Sprint Corp. again has embraced simplicity with changes to its Virgin Mobile pre-paid phone service offered through Wal-Mart stores.
On Saturday, Virgin began offering shared-data plans with no service contract through Wal-Mart. The plan comes with unlimited voice minutes and texts and offers various data packages at different prices.
Two lines sharing 4 gigabytes of data cost $65 a month; three lines sharing 8 gigabytes of data cost $90; and four lines sharing 12 gigabytes of data cost $115 a month.
Pre-paid customers, including Virgin customers who use the Sprint network, traditionally buy wireless service month-to-month by paying in advance. Sprint said its offering is the first shared-data plan for pre-paid consumers without a contract.
Jayne Wallace, a Sprint spokeswoman, said the offer was an evolved version of the Virgin Mobile Custom plan offered through Wal-Mart beginning last July. It allowed a family to buy and share pools of minutes, texts and data.
Custom customers also easily could add or reduce how much of each feature they were buying during the month. Reductions in minutes, texts or data gave them credit on their next month’s bill. Increases had to be paid for immediately with an established credit card on the account.
Wallace said technically the custom plan involved sharing data. The distinction is that data is the only part of the new offering that the lines share, as voice minutes and text are unlimited for all lines on the account.

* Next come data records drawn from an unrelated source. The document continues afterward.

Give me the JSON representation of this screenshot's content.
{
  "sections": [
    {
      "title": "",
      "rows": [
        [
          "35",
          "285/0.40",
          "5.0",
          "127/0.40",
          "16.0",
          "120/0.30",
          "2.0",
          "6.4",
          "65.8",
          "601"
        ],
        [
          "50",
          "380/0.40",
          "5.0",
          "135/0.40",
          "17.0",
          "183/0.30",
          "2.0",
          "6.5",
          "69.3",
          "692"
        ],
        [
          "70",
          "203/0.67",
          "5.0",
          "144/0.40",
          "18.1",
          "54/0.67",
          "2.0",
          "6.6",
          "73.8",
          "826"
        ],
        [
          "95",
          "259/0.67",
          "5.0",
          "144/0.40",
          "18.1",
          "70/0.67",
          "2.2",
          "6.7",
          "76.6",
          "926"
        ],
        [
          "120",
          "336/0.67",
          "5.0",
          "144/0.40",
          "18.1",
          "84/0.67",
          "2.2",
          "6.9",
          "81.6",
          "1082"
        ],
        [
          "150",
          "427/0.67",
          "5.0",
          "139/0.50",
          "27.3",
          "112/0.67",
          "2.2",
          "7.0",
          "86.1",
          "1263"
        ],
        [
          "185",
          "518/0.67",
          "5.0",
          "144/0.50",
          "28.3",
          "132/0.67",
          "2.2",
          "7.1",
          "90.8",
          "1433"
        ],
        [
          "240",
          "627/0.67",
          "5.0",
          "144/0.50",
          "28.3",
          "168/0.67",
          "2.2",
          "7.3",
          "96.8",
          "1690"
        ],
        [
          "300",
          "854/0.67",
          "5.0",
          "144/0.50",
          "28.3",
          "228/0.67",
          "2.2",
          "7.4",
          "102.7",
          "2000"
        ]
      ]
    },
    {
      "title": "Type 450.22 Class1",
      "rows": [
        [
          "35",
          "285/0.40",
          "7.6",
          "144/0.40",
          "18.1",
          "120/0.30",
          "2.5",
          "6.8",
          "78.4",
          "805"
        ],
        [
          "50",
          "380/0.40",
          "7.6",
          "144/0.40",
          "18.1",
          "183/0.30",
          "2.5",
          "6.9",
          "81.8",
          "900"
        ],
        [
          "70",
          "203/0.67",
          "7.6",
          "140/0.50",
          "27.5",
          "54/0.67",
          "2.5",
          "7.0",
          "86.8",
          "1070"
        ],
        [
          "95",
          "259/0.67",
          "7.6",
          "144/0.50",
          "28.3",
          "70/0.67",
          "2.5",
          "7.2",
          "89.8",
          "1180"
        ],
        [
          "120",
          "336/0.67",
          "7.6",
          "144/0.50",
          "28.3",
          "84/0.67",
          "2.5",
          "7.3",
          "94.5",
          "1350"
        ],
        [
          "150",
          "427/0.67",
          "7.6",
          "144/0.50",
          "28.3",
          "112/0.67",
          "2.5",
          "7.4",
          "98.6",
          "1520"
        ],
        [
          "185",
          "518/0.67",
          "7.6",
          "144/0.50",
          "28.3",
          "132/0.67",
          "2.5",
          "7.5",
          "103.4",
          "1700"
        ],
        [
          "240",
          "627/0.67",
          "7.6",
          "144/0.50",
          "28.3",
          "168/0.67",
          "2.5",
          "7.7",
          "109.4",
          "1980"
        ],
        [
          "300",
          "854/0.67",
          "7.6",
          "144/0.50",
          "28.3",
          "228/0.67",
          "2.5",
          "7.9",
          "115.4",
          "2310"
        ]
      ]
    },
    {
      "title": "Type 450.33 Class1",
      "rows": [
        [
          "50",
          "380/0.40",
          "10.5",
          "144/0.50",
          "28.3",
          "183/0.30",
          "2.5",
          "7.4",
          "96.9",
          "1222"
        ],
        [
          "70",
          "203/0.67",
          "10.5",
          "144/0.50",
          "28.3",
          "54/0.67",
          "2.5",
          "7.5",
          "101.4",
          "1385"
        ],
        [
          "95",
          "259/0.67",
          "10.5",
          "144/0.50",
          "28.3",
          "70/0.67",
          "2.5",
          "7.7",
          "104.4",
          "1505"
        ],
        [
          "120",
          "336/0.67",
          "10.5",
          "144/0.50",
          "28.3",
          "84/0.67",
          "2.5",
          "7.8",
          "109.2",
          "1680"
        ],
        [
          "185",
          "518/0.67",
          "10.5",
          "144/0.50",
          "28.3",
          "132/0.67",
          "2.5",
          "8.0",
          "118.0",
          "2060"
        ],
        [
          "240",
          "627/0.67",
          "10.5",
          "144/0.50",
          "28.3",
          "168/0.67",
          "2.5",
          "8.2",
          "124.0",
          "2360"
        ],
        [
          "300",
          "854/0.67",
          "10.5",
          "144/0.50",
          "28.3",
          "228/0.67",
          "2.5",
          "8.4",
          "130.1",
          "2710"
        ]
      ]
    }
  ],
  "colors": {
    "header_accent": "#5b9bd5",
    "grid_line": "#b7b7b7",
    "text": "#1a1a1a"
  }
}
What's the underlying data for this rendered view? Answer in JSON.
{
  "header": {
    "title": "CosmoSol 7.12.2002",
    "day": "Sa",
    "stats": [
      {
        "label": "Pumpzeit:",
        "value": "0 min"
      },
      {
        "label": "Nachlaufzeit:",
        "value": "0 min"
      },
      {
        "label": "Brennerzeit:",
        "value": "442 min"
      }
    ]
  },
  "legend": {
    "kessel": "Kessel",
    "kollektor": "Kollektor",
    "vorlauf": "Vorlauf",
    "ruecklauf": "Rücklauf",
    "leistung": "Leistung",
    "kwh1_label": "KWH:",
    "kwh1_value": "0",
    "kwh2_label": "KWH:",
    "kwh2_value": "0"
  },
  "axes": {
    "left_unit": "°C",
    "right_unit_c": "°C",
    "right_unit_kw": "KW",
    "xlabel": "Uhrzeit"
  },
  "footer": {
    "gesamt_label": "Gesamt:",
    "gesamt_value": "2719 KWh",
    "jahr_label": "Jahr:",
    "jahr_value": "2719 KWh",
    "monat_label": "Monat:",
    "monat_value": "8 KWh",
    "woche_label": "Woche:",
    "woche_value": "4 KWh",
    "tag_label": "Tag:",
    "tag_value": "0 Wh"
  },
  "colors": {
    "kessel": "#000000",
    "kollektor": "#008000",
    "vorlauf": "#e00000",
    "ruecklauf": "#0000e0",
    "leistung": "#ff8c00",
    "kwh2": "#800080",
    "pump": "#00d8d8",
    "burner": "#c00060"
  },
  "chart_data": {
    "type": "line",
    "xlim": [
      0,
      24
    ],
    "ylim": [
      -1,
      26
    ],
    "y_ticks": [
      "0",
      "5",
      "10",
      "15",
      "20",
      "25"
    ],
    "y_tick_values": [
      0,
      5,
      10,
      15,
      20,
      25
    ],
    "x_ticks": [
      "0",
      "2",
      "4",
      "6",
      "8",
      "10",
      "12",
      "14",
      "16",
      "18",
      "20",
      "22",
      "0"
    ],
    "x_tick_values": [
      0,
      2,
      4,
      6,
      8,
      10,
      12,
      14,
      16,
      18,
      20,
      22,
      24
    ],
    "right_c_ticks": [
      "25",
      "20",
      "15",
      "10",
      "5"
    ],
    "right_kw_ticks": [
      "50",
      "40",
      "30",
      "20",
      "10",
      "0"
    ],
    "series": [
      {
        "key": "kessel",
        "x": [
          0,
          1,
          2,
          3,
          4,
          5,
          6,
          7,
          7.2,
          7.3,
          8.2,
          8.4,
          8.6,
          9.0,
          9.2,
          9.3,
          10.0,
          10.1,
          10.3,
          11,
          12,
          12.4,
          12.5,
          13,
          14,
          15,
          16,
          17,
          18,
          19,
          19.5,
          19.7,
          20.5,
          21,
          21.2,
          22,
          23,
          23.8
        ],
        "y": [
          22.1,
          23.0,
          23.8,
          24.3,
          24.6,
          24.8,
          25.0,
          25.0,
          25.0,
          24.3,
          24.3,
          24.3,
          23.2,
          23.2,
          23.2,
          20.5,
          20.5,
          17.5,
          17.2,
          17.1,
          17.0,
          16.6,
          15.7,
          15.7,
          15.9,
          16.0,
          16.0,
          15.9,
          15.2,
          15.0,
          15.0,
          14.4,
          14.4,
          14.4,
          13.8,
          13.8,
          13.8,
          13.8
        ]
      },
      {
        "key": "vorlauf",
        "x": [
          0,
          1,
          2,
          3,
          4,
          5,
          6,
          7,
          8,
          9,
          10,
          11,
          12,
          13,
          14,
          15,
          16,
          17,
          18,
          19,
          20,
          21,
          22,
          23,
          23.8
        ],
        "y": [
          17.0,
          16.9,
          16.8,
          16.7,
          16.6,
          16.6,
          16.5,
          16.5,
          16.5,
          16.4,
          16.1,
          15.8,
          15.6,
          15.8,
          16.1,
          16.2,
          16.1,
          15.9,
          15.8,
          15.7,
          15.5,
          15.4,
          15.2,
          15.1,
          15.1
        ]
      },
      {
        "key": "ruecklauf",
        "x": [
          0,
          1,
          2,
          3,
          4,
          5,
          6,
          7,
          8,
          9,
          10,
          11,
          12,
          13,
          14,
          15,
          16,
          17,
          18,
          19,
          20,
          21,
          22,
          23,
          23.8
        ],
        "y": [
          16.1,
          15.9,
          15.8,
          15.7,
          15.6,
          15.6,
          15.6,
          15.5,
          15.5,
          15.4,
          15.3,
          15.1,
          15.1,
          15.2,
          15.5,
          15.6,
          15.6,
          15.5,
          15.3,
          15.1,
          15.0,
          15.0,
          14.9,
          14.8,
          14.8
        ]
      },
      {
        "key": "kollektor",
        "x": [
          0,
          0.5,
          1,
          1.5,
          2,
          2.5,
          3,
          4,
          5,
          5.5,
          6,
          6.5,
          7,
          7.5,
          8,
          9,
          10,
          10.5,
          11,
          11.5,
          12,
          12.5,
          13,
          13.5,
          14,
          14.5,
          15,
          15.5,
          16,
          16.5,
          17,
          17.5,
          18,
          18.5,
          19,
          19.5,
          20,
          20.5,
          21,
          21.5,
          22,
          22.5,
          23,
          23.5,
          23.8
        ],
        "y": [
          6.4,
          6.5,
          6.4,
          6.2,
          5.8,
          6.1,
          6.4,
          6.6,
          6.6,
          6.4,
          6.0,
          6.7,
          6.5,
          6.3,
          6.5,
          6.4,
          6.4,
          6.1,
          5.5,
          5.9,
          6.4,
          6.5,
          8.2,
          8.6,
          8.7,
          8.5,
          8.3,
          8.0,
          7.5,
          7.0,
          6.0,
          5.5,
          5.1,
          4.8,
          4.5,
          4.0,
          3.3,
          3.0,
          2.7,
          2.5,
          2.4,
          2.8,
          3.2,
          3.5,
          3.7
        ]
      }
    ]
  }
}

Virgin is moving to the new offering because the custom plan proved too complex for customers. Wallace said they preferred knowing how much they’d spend and what service they’d receive.
Complexity similarly spelled the end of Sprint’s Framily plan last summer, just days into the term of CEO Marcelo Claure. Claure succeeded long-time CEO Dan Hesse on Aug. 11 and quickly pulled the plug on Framily, which gave customers discounts for bringing new customers to Sprint.
Sprint switched to a shared-data family plan for its most valuable customers, referred to in the industry as post-paid subscribers because they tend to be higher credit risks and traditionally bought service through two-year contracts.